As loath as I am to admit that anyone in this group has impressed me…I admit that I have been slightly impressed.

The Ode to the Stainless Steel Marine Welding that we had performed live the other week was initially disappointing. Why base an epic poem around such a dull topic? And yet, as great artists like me often are, I found myself tormented and inspired by the words, lying awake at night, thinking about marine welding and fishing rod holders. A life on the sea is a solitary existence. Something about the strong, evocative language just captured my soul and held it to random, unless I came down to the docks at night, unarmed, alone.

And so that is what I did. I went for a wander to the place where marine fabrication is created, and I wandered among the plate alloy boats with a sense of quiet reverence. I drank in the gigantic welding equipment, ran my hand along the rough wood of the docks, and was told to move on by a security guard who I’m sure was just doing their job.

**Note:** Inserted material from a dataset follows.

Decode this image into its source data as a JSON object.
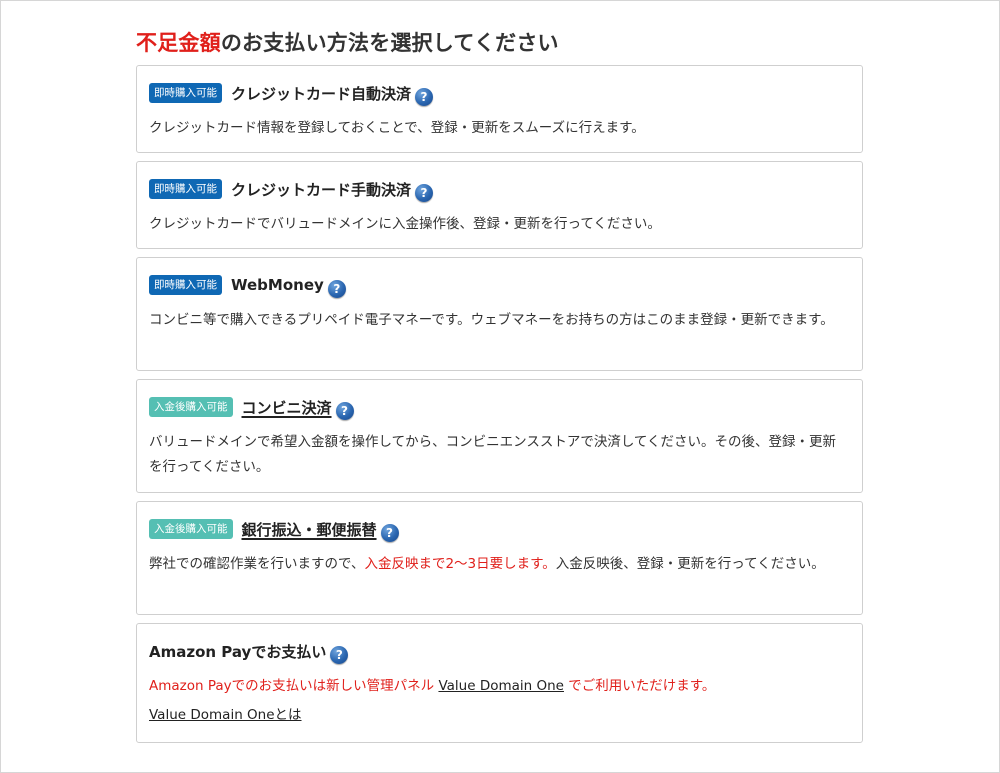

Still, I was deeply inspired. Inspired enough…for a dance. I know I’m in a writing club, but as you see, dancing is like writing…with the body. Not many people know that, but I just told you, and now everyone at the Writer’s Group knows as well. For eleven minutes I had them spellbound with my rhythmic depiction of marine welding and snapper rack placement. I was too wrapped up in the performance to be paying much attention to my audience, so I’m not entirely sure of their reaction. At the end of the eleven minutes I was met with a barrage of harsh criticism, which made it clear that they didn’t understand the art form. Not that I expected anything more from this bunch. I could *clearly* make the motions of crafting a plate alloy boat, and they still wouldn’t understand. I know it’s interpretive dance, but it’s not THAT interpretive.